Not going to lie, all notes in the Cindy Woolf column of my notebook include "OMG JOE PUG IS TEXTING SOMEONE IN FRONT OF ME OMG OMG OMG."
9:15 p.m. - Power-twang time.
The crowd is finally starting to pass an acceptable musician-to-audience member ratio, and surprisingly this happens for Joe Stickley's Blue Print, not the other Joe (Pug, in case you haven't picked up my particular bias). This is both inexplicable and kind of uncomfortable, as legroom is becoming scarce.
Leg space aside, Joe Stickley's Blue Print is starting off with a mic check that seems to include some amateur beat boxing.
Joe Stickley's Blue Print is easily the loudest and perhaps most literal band of the night.
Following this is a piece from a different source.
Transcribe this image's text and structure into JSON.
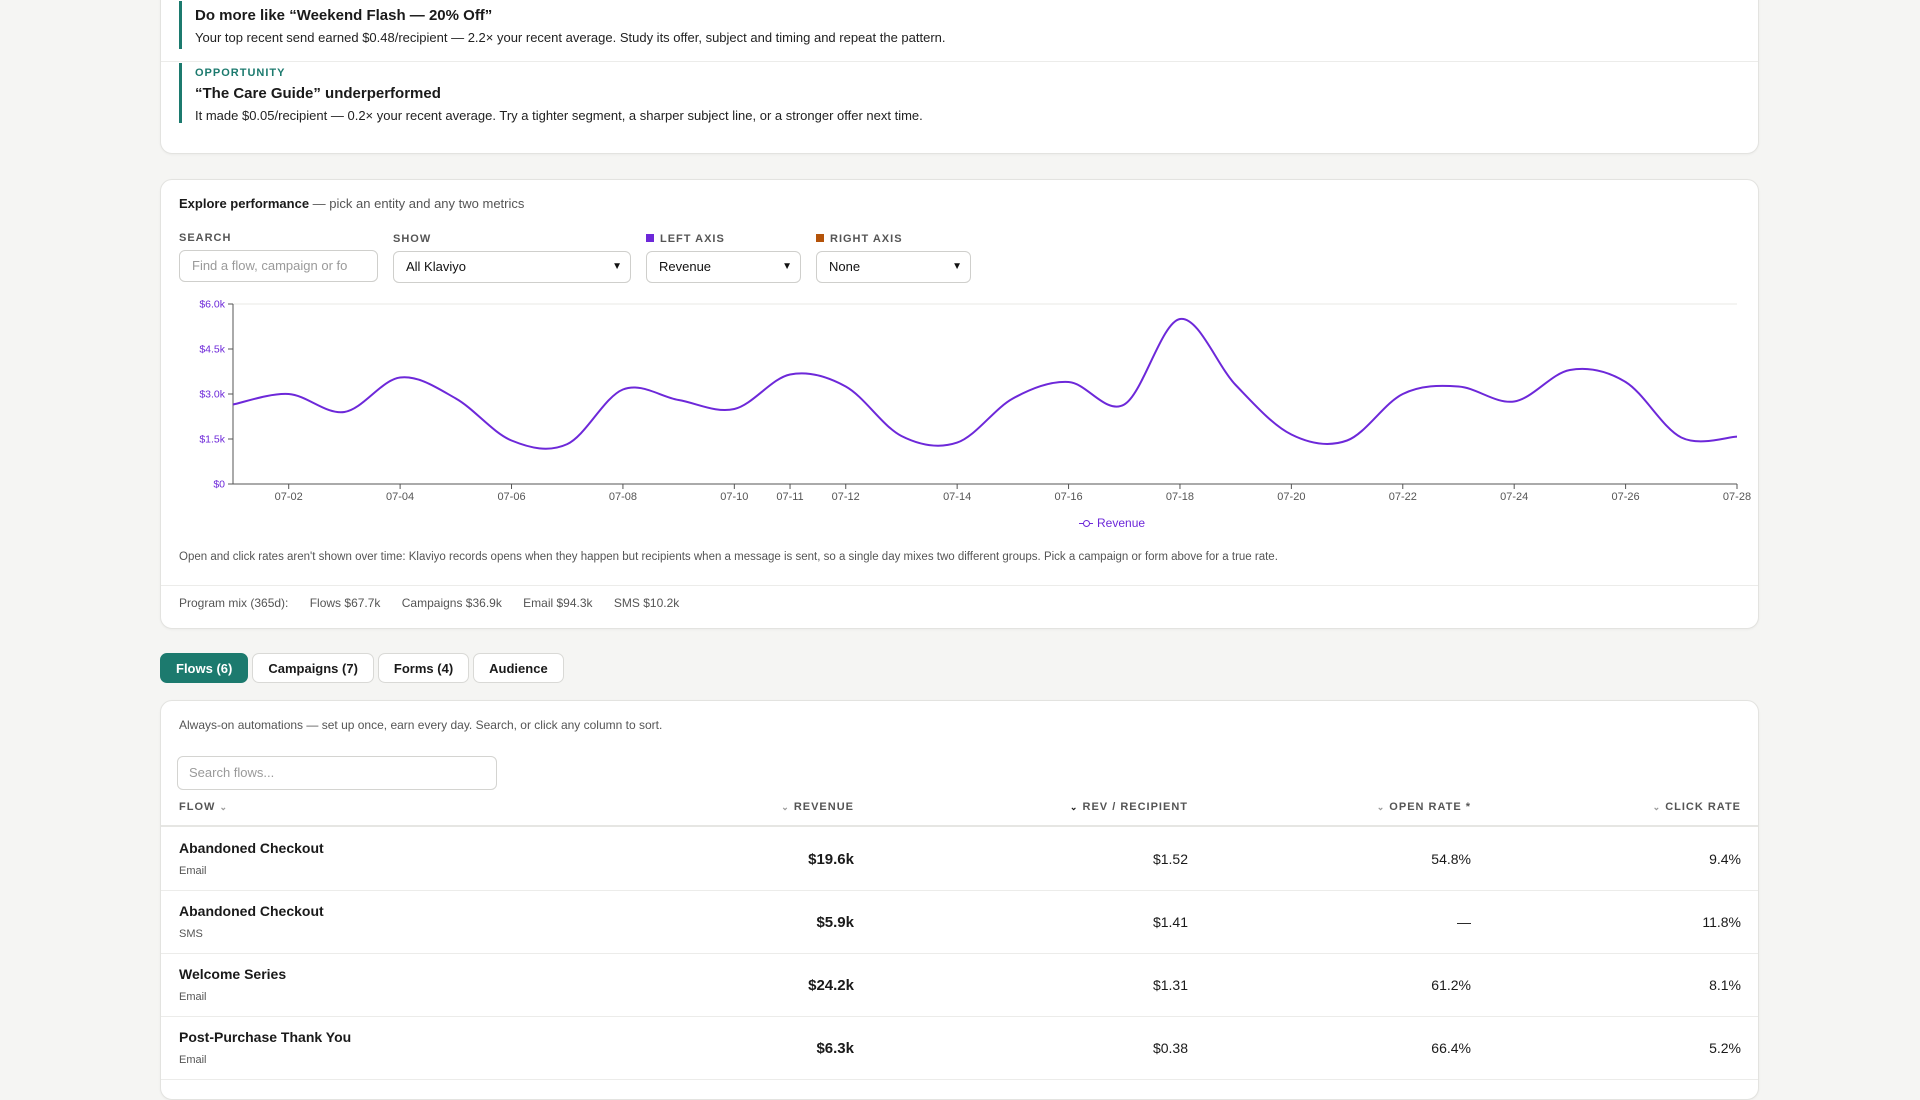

Case in point? "This song is called 'Sitting by the Fire.' And that's what it's about," Stickley says to the crowd.
Hailing from St. Louis, the band masterfully crafts folk-rock with storytelling, garnering Stickley a nod from The Riverfront Times as best songwriter.
And I would've listened to Stickley's lyrics more closely but I was pretty busy trying to figure out what weird piano-looking-kazoo hybrid band member Andrew Weir was rocking. After some post Bluebird-googling, turns out it's a melodica.
Rock that thing, Weir.
10:15 p.m. - Bockman is, arguably, the face of the Columbia music scene. And that's for good reason, because Bockman, for lack of better words, rocks. A lot.
Bockman's particular brand of small-town arena rock marries bouncy pop-rock and the occasional rock ballad, but in a way that has no part in tight pants and wailing guitar solos. In short, Bockman masters the tasteful rock-out.
But then there are ditties like the quiet, subdued "Chasing Dragons" that secure Bockman as one of Columbia's most varied, legitimate acts.
11:15 p.m. - It's the five-hour anniversary of me first sitting in this chair.
11:30 p.m. - Why does every folk band sing about "southbound trains"? I'm not train expert, but what's wrong with northbound trains? Eastbound trains? Westbound trains? Bueller? Bueller?
It must be a folk thing, and The HipNecks would be a great act to ask, given that they're the night's biggest producer of twang with a side of twang.
It seems like a good time to say that Pat Kay, vocalist and multi-instrumentalist for The HipNecks, had a big part in directing the festival. "We're celebrating the Midwest and all the culture it has to offer," Kay says.
The six-piece band mixes elements of jazz and funk to create a sound that is distinctly Midwestern. Not surprising for a band that got its name by combining the words "hippie" and "redneck."
My butt hurts. The show's over. It's been a long - but musically fantastic - night. And whoever said the Midwest couldn't rock has clearly not driven far enough into Columbia.
"Drop me off in Columbia, Mo.," Pug says. "It doesn't look like there's going to be a city until you get into the city. I just start thinking, 'What the fuck kind of gig is this?'"
But upon a listen and a visit, the coasts have some competition.
"This is very, very cool," Pug says. "I hope you guys can keep this going."
So do we, Joe.